- [TASK TO COMPLETE] Every record must appear in your reply exactly as written.

Website and app data records:
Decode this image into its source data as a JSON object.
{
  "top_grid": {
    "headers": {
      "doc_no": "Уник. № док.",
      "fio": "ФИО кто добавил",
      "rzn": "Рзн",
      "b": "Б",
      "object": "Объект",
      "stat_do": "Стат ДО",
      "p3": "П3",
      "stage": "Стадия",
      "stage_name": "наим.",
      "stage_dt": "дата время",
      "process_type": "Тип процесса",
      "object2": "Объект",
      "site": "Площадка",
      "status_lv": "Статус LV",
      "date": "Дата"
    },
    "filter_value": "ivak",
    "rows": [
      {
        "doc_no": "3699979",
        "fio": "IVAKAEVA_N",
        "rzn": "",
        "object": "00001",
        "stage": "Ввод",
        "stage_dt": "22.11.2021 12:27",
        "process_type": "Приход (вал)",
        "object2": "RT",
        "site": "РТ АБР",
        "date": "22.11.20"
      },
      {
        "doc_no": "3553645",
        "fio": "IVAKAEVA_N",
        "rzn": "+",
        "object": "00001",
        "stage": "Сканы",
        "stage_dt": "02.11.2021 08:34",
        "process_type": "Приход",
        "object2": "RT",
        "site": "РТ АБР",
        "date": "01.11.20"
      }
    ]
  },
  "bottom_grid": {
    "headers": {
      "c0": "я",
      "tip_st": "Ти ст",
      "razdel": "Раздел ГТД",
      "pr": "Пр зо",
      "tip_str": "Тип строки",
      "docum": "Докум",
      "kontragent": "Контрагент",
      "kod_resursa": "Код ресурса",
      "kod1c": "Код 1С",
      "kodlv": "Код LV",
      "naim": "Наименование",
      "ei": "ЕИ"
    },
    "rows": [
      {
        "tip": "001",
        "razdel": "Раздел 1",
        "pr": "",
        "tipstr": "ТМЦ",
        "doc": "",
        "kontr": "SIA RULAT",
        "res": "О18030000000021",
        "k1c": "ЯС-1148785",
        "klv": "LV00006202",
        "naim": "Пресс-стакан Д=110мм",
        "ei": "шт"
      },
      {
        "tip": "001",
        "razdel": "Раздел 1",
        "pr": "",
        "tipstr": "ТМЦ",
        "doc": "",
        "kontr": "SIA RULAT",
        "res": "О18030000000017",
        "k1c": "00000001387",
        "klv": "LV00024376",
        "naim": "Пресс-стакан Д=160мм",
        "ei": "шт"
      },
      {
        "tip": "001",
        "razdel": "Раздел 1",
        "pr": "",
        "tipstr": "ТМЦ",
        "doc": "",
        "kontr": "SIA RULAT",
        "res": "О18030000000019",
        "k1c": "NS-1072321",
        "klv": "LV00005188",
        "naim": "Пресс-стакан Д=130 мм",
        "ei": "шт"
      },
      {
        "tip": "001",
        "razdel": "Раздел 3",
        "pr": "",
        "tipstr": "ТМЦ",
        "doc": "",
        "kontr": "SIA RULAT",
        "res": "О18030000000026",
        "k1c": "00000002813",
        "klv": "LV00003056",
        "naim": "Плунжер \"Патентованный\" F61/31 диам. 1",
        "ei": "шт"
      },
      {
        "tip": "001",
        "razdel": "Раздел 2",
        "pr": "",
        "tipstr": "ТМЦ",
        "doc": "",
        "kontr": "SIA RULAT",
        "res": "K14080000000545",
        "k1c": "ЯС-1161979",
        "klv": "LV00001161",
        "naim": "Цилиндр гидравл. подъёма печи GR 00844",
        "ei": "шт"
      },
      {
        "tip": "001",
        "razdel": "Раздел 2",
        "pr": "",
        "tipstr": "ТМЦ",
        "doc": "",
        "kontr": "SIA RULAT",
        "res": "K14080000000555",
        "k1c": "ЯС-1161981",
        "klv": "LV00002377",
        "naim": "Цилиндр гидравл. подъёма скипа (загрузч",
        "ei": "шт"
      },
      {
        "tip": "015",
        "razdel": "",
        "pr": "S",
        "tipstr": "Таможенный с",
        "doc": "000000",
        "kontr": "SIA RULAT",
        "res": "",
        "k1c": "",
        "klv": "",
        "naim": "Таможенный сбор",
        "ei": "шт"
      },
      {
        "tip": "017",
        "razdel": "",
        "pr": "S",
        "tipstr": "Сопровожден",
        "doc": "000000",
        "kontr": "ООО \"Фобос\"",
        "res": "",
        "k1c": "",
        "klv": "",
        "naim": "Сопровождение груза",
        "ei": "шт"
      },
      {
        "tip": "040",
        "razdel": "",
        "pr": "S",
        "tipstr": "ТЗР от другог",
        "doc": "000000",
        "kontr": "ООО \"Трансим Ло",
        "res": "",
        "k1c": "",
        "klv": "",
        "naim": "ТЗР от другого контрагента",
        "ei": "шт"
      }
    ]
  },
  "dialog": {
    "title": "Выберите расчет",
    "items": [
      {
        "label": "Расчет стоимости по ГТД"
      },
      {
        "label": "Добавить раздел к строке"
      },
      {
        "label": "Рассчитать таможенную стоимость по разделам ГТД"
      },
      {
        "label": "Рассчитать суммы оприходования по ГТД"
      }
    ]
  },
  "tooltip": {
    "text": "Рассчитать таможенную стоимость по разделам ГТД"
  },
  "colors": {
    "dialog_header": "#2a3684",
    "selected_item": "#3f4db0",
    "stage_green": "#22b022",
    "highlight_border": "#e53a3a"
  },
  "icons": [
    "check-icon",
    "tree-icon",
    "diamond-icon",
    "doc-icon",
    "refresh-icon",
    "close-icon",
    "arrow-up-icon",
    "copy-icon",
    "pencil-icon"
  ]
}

- [TASK RESPONSE]
Decode this image into its source data as a JSON object.
{
  "top_grid": {
    "headers": {
      "doc_no": "Уник. № док.",
      "fio": "ФИО кто добавил",
      "rzn": "Рзн",
      "b": "Б",
      "object": "Объект",
      "stat_do": "Стат ДО",
      "p3": "П3",
      "stage": "Стадия",
      "stage_name": "наим.",
      "stage_dt": "дата время",
      "process_type": "Тип процесса",
      "object2": "Объект",
      "site": "Площадка",
      "status_lv": "Статус LV",
      "date": "Дата"
    },
    "filter_value": "ivak",
    "rows": [
      {
        "doc_no": "3699979",
        "fio": "IVAKAEVA_N",
        "rzn": "",
        "object": "00001",
        "stage": "Ввод",
        "stage_dt": "22.11.2021 12:27",
        "process_type": "Приход (вал)",
        "object2": "RT",
        "site": "РТ АБР",
        "date": "22.11.20"
      },
      {
        "doc_no": "3553645",
        "fio": "IVAKAEVA_N",
        "rzn": "+",
        "object": "00001",
        "stage": "Сканы",
        "stage_dt": "02.11.2021 08:34",
        "process_type": "Приход",
        "object2": "RT",
        "site": "РТ АБР",
        "date": "01.11.20"
      }
    ]
  },
  "bottom_grid": {
    "headers": {
      "c0": "я",
      "tip_st": "Ти ст",
      "razdel": "Раздел ГТД",
      "pr": "Пр зо",
      "tip_str": "Тип строки",
      "docum": "Докум",
      "kontragent": "Контрагент",
      "kod_resursa": "Код ресурса",
      "kod1c": "Код 1С",
      "kodlv": "Код LV",
      "naim": "Наименование",
      "ei": "ЕИ"
    },
    "rows": [
      {
        "tip": "001",
        "razdel": "Раздел 1",
        "pr": "",
        "tipstr": "ТМЦ",
        "doc": "",
        "kontr": "SIA RULAT",
        "res": "О18030000000021",
        "k1c": "ЯС-1148785",
        "klv": "LV00006202",
        "naim": "Пресс-стакан Д=110мм",
        "ei": "шт"
      },
      {
        "tip": "001",
        "razdel": "Раздел 1",
        "pr": "",
        "tipstr": "ТМЦ",
        "doc": "",
        "kontr": "SIA RULAT",
        "res": "О18030000000017",
        "k1c": "00000001387",
        "klv": "LV00024376",
        "naim": "Пресс-стакан Д=160мм",
        "ei": "шт"
      },
      {
        "tip": "001",
        "razdel": "Раздел 1",
        "pr": "",
        "tipstr": "ТМЦ",
        "doc": "",
        "kontr": "SIA RULAT",
        "res": "О18030000000019",
        "k1c": "NS-1072321",
        "klv": "LV00005188",
        "naim": "Пресс-стакан Д=130 мм",
        "ei": "шт"
      },
      {
        "tip": "001",
        "razdel": "Раздел 3",
        "pr": "",
        "tipstr": "ТМЦ",
        "doc": "",
        "kontr": "SIA RULAT",
        "res": "О18030000000026",
        "k1c": "00000002813",
        "klv": "LV00003056",
        "naim": "Плунжер \"Патентованный\" F61/31 диам. 1",
        "ei": "шт"
      },
      {
        "tip": "001",
        "razdel": "Раздел 2",
        "pr": "",
        "tipstr": "ТМЦ",
        "doc": "",
        "kontr": "SIA RULAT",
        "res": "K14080000000545",
        "k1c": "ЯС-1161979",
        "klv": "LV00001161",
        "naim": "Цилиндр гидравл. подъёма печи GR 00844",
        "ei": "шт"
      },
      {
        "tip": "001",
        "razdel": "Раздел 2",
        "pr": "",
        "tipstr": "ТМЦ",
        "doc": "",
        "kontr": "SIA RULAT",
        "res": "K14080000000555",
        "k1c": "ЯС-1161981",
        "klv": "LV00002377",
        "naim": "Цилиндр гидравл. подъёма скипа (загрузч",
        "ei": "шт"
      },
      {
        "tip": "015",
        "razdel": "",
        "pr": "S",
        "tipstr": "Таможенный с",
        "doc": "000000",
        "kontr": "SIA RULAT",
        "res": "",
        "k1c": "",
        "klv": "",
        "naim": "Таможенный сбор",
        "ei": "шт"
      },
      {
        "tip": "017",
        "razdel": "",
        "pr": "S",
        "tipstr": "Сопровожден",
        "doc": "000000",
        "kontr": "ООО \"Фобос\"",
        "res": "",
        "k1c": "",
        "klv": "",
        "naim": "Сопровождение груза",
        "ei": "шт"
      },
      {
        "tip": "040",
        "razdel": "",
        "pr": "S",
        "tipstr": "ТЗР от другог",
        "doc": "000000",
        "kontr": "ООО \"Трансим Ло",
        "res": "",
        "k1c": "",
        "klv": "",
        "naim": "ТЗР от другого контрагента",
        "ei": "шт"
      }
    ]
  },
  "dialog": {
    "title": "Выберите расчет",
    "items": [
      {
        "label": "Расчет стоимости по ГТД"
      },
      {
        "label": "Добавить раздел к строке"
      },
      {
        "label": "Рассчитать таможенную стоимость по разделам ГТД"
      },
      {
        "label": "Рассчитать суммы оприходования по ГТД"
      }
    ]
  },
  "tooltip": {
    "text": "Рассчитать таможенную стоимость по разделам ГТД"
  },
  "colors": {
    "dialog_header": "#2a3684",
    "selected_item": "#3f4db0",
    "stage_green": "#22b022",
    "highlight_border": "#e53a3a"
  },
  "icons": [
    "check-icon",
    "tree-icon",
    "diamond-icon",
    "doc-icon",
    "refresh-icon",
    "close-icon",
    "arrow-up-icon",
    "copy-icon",
    "pencil-icon"
  ]
}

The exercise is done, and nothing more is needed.